Top of Supplied records

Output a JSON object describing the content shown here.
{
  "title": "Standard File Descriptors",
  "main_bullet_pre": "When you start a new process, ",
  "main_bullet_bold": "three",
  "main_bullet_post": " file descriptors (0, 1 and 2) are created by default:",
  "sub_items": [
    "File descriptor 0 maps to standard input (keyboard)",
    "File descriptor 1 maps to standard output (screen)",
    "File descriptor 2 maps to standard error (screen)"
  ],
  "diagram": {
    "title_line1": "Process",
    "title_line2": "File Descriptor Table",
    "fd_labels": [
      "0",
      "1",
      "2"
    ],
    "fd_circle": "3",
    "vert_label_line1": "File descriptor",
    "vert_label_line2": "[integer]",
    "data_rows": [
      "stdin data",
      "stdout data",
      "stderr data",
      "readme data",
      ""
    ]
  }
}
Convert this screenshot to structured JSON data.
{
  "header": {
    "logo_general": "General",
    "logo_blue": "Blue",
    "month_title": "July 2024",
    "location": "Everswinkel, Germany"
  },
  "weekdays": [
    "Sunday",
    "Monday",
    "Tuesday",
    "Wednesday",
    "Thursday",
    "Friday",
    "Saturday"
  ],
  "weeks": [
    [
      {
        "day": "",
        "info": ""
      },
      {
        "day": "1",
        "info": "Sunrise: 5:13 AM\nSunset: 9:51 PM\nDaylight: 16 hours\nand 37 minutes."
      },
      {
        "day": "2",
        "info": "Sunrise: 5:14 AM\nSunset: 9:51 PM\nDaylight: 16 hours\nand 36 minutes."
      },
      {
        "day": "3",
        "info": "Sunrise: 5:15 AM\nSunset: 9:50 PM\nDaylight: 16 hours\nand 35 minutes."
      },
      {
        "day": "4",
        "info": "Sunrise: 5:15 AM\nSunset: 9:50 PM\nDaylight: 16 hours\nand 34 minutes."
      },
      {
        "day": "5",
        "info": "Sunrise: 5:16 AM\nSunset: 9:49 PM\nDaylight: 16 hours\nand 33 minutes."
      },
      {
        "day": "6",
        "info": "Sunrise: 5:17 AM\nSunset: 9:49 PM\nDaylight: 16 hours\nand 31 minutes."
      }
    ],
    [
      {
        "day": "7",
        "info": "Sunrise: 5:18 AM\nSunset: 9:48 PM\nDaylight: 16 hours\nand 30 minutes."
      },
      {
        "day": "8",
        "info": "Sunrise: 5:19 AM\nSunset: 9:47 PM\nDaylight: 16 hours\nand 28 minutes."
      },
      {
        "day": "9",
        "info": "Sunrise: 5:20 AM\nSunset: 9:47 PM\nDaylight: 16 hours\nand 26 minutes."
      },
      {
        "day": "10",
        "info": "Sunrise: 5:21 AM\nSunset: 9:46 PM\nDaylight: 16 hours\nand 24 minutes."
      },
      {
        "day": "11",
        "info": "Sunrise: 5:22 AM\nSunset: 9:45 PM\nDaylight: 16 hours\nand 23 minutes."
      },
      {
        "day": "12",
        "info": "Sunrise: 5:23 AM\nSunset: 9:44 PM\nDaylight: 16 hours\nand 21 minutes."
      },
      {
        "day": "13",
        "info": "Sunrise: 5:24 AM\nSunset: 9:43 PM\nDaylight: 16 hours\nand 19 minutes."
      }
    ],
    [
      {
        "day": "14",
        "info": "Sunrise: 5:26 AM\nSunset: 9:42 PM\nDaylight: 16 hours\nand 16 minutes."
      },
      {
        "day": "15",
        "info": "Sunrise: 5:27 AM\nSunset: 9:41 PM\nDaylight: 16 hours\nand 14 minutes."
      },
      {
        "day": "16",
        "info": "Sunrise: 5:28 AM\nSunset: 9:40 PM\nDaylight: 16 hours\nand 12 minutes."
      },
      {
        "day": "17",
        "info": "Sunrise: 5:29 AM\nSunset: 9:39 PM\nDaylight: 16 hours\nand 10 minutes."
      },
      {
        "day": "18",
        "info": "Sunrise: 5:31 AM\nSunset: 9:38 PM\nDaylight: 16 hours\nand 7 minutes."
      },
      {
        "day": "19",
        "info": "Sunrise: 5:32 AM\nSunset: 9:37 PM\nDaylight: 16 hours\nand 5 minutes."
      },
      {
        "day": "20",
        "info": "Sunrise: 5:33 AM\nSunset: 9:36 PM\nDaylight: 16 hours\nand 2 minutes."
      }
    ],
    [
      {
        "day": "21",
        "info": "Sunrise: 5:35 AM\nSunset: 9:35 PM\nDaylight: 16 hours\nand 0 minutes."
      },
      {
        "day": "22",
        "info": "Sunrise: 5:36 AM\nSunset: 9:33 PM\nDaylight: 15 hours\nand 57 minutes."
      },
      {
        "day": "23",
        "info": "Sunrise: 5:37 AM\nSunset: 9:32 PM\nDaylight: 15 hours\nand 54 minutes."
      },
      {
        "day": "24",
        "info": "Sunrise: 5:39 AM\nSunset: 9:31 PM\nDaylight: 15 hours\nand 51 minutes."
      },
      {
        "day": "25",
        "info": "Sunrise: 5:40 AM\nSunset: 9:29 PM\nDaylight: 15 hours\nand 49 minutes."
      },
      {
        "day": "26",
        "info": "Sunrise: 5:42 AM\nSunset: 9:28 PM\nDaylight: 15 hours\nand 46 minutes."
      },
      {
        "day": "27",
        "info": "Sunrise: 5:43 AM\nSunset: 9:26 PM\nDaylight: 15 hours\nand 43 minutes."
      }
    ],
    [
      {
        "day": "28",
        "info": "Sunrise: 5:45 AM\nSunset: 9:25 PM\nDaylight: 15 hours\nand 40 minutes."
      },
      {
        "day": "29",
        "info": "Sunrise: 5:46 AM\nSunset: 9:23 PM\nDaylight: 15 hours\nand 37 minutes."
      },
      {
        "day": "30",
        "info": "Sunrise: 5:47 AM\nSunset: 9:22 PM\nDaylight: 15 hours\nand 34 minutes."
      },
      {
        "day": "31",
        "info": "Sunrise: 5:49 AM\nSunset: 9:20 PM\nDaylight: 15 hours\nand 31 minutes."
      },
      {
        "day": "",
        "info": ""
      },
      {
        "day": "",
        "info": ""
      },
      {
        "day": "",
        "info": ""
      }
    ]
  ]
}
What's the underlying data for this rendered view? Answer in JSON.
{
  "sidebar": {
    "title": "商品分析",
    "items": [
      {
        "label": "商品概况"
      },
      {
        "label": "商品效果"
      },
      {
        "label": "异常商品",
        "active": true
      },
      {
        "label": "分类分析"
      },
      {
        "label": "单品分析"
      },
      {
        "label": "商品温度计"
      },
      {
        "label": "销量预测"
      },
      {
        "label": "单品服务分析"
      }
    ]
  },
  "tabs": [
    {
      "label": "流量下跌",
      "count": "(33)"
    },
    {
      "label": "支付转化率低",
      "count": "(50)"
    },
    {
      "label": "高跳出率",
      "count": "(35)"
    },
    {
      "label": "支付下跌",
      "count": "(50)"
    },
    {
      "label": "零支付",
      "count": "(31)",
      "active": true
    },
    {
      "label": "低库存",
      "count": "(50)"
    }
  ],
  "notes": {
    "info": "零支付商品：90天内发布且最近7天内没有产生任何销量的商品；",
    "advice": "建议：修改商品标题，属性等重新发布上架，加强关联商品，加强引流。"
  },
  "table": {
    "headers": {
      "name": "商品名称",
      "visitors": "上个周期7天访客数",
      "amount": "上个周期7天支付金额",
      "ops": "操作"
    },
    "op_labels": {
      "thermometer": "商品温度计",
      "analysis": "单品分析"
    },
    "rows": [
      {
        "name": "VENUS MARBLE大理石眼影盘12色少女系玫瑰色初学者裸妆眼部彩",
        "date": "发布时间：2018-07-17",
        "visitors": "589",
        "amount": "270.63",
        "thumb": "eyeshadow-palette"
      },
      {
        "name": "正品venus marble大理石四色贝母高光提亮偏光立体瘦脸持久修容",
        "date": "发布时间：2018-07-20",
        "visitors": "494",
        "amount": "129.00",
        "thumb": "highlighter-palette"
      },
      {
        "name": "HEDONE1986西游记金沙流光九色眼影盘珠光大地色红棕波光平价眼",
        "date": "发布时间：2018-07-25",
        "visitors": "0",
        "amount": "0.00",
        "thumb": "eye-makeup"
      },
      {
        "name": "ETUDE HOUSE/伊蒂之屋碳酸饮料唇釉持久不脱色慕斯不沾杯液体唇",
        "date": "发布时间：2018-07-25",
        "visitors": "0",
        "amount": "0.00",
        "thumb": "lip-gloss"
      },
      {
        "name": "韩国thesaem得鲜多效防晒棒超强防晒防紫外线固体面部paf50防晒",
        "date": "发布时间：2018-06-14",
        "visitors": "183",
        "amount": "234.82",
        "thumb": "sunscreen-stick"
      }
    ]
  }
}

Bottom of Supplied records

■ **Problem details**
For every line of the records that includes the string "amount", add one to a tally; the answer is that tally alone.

■ **Answer for this exercise**
6